A literary look at Michigan’s fishing scene as the Michigan History Museum shows off a new exhibit

A new exhibit at the Michigan History Museum will make fly fishermen and women itchy to get their gear on. Called “The River that Changed the World,” it takes an in-depth look at one of America’s most famous fly fishing rivers — the Au Sable.

And the exhibit isn’t just about fishing itself, but the people who help make it happen. For instance, it covers Trout Unlimited, which became a national organization dedicated to preserving trout habitats. Visitors will also get a glimpse of an original 24-foot flat bottom river boat, a recreated northern Michigan rod shop and a chance to tie a fly or take a virtual reality paddle down the Au Sable.

Visitors can also look back in time to Michigan fishing history with the Arctic grayling.
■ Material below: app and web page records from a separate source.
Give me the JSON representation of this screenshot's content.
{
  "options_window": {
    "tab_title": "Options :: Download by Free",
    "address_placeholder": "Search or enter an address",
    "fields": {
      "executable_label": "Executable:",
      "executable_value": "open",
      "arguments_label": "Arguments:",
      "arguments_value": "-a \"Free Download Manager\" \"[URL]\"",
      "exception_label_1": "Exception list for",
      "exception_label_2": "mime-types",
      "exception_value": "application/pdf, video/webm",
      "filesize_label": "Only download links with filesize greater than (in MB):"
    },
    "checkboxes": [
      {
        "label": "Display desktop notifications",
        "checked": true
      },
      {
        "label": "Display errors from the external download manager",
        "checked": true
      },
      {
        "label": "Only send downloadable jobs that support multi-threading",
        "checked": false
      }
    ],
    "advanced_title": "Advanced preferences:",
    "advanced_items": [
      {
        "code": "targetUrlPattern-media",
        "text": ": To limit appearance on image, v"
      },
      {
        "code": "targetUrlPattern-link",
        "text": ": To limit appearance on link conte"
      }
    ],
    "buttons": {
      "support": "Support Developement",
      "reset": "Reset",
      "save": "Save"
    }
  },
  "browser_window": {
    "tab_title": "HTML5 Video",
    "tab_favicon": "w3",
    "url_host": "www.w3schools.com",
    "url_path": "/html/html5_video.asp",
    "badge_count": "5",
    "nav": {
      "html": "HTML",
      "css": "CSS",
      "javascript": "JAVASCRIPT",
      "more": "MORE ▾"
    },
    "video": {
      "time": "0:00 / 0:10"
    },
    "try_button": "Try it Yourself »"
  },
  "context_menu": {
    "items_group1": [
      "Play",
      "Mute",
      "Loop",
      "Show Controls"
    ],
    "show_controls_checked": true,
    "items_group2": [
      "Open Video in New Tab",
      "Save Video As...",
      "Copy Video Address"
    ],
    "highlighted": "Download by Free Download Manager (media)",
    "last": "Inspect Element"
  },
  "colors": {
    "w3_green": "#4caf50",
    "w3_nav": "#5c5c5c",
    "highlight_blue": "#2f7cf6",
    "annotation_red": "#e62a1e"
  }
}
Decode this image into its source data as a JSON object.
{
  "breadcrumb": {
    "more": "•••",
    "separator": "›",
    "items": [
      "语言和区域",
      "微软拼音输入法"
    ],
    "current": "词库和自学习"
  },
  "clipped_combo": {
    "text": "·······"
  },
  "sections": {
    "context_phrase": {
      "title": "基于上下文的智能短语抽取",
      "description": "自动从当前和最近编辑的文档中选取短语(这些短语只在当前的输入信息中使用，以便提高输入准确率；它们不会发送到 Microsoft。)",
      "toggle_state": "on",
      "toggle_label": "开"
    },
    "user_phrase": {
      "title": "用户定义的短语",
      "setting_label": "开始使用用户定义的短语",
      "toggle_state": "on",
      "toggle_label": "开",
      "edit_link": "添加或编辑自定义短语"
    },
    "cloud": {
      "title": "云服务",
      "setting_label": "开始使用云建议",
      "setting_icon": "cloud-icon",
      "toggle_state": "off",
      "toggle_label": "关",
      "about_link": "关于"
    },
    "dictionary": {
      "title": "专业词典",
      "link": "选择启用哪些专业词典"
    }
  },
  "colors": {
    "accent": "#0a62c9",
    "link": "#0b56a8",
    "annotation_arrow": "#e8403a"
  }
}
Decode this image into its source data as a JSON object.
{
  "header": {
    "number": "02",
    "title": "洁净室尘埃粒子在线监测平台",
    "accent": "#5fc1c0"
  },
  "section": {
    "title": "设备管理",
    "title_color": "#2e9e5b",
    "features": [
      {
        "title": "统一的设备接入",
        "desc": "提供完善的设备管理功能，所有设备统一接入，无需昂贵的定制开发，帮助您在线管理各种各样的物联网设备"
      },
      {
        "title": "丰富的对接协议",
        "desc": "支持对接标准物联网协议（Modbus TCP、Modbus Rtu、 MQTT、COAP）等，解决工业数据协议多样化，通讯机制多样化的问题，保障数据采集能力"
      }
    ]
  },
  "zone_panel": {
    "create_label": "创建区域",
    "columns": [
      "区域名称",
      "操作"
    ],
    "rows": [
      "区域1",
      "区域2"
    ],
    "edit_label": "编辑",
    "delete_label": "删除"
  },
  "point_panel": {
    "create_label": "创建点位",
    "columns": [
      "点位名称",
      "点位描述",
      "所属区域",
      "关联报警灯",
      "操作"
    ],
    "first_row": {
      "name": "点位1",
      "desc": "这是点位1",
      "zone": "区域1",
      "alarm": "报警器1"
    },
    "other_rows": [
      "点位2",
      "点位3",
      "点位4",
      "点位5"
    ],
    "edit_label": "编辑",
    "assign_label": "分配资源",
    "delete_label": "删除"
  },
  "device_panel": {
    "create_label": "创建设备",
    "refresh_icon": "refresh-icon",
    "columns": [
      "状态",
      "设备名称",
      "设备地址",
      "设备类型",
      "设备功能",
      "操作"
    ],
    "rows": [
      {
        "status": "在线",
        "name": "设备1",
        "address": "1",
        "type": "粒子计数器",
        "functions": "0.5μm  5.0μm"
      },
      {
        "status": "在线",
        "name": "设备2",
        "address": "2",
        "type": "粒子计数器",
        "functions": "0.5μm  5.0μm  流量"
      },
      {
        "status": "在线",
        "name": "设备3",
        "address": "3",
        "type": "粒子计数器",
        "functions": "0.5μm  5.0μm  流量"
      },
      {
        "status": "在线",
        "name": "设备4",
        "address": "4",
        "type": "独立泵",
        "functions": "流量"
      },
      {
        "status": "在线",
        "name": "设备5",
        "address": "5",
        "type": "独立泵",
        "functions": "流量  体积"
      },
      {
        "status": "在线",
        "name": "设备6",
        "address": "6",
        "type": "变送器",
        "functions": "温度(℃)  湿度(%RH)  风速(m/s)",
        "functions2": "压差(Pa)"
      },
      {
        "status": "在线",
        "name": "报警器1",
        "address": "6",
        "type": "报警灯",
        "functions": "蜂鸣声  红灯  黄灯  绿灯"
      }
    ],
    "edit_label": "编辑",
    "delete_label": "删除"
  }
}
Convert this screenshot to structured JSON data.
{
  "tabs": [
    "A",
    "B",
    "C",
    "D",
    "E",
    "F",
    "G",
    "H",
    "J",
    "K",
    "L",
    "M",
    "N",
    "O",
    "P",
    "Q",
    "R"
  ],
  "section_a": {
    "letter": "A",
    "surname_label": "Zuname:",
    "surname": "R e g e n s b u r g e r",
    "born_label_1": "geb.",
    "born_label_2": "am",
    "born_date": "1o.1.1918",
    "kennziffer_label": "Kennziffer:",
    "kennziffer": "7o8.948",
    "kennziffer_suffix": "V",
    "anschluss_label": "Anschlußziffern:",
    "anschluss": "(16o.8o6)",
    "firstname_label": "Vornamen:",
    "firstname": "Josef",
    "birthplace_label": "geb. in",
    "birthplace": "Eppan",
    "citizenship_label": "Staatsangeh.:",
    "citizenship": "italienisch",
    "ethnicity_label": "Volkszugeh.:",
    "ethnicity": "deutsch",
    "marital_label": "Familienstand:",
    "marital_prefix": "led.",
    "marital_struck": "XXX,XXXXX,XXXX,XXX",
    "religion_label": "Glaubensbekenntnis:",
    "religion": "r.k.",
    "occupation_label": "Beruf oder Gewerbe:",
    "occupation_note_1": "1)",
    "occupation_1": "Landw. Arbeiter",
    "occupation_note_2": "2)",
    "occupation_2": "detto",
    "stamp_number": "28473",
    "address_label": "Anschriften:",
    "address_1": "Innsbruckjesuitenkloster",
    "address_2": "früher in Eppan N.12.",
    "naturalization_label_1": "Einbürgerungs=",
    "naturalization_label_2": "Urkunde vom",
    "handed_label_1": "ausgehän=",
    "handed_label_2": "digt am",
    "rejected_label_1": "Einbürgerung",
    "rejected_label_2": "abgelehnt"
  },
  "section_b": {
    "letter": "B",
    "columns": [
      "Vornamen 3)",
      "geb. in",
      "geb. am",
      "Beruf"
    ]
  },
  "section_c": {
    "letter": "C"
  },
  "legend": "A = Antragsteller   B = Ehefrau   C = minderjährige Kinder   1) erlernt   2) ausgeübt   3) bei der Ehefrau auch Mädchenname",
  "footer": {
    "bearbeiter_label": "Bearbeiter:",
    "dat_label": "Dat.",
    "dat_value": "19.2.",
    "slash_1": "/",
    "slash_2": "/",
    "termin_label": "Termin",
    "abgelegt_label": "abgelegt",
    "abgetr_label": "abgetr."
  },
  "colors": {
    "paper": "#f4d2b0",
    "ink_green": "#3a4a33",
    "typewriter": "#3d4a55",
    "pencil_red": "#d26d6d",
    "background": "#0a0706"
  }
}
The state’s chief librarian Randy Riley loaned a stuffed grayling caught by his father, a rare view of one of Michigan’s most popular fish until it was overfished in the 1930s. In fact, fishing has been such an important piece of Michigan’s culture for so long, that it’s attracted some of the nation’s top literary figures to our peninsula.

Here are a few authors who have either been influenced by Michigan’s fishing scene or helped to influence its perception.

One of the earliest photographs of Ernest Hemingway shows him at Michigan’s Walloon Lake as a young boy holding a fly fishing pole and a creel. He would go on to spend 21 summers in northern Michigan, and he was often seen with a pole in his hand, holding up a stringer of fish.

He once wrote a friend about fly fishing in Michigan. He said it was “absolutely the best fly fishing in the country. No exaggeration.”

Hemingway became a master of the short story often featuring his youthful alter-ego Nick Adams who, like Hemingway, was an ardent fly fisherman. One of his most famous short stories, “The Big Two Hearted River,” is rife with fishing tales.

Hemingway wasn’t the only writer whose passion extended to fly fishing. This includes the likes of Michigan’s own Jim Harrison, Tom McGuane and former Michigan Supreme Court Justice John Voelker who wrote under the pseudonym Robert Traver. Traver is perhaps best known for his book “Anatomy of a Murder,” but he was a genius writer about fly fishing.

His short stories on fly fishing were collected in his book “Trout Madness,” and they are witty and entertaining; not relying on the technical aspects of trout fishing. After reading about the “madness” you can understand how Voelker so easily turned in his seat on the bench for the banks of Frenchman’s Pond.

“The Longest Silence” by MSU graduate Thomas McGuane is considered a classic among fly fishermen. The collection of 33 essays takes fly fishing to a religious experience — the equivalent of a five-pounder.

But writing about fly fishing is no longer a man’s game either; writer Holly Morris, for example, has edited two books of women writing about fly fishing “Uncommon Waters” and “A Different Angle.” Author Pam Houston, celebrated author of “Cowboys are My Weakness,” has discovered a new weakness in writing about fly fishing herself.

East Lansing’s own Chris Dombrowski recently wrote a book on fly fishing, “Body of Water,” and is greatly admired by those who know how to tie a wet fly. Dombrowski, who supplements his college teaching as a river guide in Montana, was good enough to land Jim Harrison as one of his frequent customers.

Dombrowski is included in the recent collection of American writers writing about fly fishing, “Astream” that boasts essays by McGuane, Harrison, Pam Houston, Russell Chatham and Guy de la Valdene. The collection is edited by Robert DeMott.

Harrison contributed a beautiful piece about his four-decade angling life. He writes that “fishing is a mental beast” and that “fishing is the activity that ensures my sanity.”

He claims in his essay that “I suspect that a sense of humor is the most valuable thing an angler can own.”

Writers who fly fish will tell you the comparisons between fly fishing and writing run deep. Both are a lonely act, and both require massive discipline often staring at nothing until something hits you.

And of course — in both writing and fishing, one can make a lot mistakes that can look clumsy, yet the love of both disciplines runs deep in these authors.

Voelker once wrote, “I fish because I love to. Because I love the environs where trout are found, which are invariably beautiful, and hate the environs where crowds of people are found, which are invariably ugly.”

“The River That Changed the World” Through July 29, 2018 $6/ $4 Seniors/ $2 Youth/ FREE children 5 and under Mon., - Fri., 9 a.m.-4:30 p.m.; 10 a.m.-4 p.m.; Sun., 1-5 p.m.

Michigan History Museum 702 W. Kalamazoo St., Lansing (517) 373-3559 ow.ly/FFWJ30fLYZv